ASSIGNMENT:
Using the records below, count the lines containing "this" and give only the total.

INFORMATION PROVIDED:
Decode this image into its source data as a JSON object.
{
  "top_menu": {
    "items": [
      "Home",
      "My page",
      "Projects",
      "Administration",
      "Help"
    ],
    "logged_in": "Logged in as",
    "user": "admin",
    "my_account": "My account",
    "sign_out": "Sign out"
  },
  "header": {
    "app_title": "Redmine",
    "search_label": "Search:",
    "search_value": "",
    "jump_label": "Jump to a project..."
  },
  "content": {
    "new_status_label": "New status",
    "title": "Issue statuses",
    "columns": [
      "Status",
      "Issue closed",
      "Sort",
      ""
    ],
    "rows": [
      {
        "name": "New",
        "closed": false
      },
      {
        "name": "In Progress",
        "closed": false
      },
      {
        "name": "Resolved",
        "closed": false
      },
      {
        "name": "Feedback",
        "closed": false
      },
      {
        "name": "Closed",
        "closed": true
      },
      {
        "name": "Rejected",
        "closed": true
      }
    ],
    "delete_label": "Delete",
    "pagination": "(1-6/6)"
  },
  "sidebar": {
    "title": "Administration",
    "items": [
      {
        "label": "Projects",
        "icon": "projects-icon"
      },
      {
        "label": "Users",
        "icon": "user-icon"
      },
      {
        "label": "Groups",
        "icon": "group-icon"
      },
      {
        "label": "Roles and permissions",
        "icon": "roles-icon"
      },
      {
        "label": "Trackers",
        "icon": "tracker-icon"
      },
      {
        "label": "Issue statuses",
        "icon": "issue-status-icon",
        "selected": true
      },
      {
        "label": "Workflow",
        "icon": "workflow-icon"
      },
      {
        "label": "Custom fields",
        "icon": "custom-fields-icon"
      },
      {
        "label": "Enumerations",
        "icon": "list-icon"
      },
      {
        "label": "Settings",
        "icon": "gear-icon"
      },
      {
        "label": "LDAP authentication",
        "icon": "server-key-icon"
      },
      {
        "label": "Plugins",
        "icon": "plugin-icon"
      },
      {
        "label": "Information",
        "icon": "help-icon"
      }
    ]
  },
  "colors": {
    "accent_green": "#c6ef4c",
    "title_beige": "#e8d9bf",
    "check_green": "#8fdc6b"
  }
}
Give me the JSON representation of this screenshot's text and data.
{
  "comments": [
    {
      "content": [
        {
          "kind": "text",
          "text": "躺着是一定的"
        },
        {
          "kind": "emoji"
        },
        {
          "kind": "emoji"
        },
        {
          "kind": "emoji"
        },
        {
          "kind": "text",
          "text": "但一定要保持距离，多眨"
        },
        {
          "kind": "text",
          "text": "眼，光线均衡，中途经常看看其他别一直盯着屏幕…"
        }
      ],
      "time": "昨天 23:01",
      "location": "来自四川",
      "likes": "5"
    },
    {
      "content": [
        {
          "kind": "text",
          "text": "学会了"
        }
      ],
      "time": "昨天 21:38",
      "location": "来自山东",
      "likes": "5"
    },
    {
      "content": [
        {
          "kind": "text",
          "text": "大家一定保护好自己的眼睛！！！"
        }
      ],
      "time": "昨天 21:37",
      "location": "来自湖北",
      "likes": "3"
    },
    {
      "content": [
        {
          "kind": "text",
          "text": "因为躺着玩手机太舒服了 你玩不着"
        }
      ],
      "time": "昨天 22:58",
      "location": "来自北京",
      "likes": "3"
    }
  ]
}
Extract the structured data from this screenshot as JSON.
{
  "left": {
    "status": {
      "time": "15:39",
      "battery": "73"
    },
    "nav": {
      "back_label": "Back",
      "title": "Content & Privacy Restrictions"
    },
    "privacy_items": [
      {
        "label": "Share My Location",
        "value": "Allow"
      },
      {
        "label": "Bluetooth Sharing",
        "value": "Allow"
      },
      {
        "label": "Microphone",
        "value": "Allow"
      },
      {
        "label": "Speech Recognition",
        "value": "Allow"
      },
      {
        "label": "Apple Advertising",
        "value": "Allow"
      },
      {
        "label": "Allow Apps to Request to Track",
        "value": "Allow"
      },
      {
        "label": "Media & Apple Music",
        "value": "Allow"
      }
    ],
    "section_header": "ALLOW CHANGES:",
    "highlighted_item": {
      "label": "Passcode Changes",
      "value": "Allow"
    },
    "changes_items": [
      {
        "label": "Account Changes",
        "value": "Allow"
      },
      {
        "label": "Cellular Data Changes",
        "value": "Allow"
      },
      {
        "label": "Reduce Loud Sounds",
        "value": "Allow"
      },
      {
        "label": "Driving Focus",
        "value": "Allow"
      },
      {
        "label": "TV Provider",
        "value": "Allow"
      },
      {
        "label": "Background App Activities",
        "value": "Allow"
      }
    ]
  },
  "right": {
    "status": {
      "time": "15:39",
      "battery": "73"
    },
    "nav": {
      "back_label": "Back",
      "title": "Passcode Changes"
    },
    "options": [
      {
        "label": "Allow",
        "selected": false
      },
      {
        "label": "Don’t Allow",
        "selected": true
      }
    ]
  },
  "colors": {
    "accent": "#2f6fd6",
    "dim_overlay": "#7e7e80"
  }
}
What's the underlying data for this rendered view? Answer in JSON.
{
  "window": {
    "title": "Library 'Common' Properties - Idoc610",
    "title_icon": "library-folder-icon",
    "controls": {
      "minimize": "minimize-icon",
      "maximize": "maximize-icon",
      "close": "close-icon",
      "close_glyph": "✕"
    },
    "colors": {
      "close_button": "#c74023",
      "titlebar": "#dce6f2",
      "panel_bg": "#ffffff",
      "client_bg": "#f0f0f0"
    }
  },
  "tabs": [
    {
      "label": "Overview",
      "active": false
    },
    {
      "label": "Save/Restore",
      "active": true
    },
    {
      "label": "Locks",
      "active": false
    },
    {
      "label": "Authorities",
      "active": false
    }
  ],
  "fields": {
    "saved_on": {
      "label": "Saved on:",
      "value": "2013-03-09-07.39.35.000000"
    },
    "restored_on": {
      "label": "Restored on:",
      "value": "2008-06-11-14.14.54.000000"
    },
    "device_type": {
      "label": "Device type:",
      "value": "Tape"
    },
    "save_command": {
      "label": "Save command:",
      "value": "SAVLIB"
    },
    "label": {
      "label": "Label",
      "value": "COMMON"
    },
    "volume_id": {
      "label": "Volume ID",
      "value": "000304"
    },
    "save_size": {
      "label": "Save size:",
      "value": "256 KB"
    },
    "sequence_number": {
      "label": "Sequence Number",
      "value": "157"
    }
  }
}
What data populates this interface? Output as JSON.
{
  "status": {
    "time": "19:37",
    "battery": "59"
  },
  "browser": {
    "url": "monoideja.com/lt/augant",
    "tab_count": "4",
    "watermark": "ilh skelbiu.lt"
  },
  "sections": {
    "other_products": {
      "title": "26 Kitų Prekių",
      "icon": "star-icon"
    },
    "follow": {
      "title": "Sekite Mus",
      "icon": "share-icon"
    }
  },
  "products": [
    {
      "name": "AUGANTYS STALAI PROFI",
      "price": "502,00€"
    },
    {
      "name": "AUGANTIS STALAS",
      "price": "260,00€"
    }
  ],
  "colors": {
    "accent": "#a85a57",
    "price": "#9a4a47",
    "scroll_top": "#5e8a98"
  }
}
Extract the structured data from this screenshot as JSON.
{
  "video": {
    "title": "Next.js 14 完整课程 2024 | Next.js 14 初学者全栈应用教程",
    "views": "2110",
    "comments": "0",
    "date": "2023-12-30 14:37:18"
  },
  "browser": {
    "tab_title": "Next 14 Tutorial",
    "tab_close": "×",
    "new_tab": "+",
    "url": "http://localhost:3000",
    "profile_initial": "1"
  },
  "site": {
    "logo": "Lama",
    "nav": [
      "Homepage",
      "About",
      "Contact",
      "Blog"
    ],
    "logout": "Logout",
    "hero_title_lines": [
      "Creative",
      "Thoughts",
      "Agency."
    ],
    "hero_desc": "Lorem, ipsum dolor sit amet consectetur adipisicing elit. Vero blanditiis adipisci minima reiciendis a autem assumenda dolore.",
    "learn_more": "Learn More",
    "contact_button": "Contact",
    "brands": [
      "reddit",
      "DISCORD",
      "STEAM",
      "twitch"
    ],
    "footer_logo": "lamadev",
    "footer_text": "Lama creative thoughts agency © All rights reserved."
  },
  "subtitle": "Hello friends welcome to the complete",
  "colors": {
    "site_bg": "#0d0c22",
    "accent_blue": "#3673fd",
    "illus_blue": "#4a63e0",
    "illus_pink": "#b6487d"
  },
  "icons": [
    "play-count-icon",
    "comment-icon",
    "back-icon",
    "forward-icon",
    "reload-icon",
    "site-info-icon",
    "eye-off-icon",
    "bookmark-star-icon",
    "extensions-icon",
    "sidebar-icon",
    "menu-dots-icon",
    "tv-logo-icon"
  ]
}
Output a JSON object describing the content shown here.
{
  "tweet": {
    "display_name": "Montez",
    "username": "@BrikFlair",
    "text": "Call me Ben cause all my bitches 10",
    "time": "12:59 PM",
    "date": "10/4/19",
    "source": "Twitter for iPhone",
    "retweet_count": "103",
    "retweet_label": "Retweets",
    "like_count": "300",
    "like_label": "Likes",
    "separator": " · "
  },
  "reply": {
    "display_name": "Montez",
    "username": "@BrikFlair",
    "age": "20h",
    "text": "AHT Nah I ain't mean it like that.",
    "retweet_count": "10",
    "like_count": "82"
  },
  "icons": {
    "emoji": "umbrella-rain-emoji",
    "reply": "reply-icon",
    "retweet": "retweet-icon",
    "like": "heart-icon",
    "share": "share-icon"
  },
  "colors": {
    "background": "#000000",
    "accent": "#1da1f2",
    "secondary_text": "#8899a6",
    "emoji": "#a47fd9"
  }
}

OUTPUT OF THE TASK:
6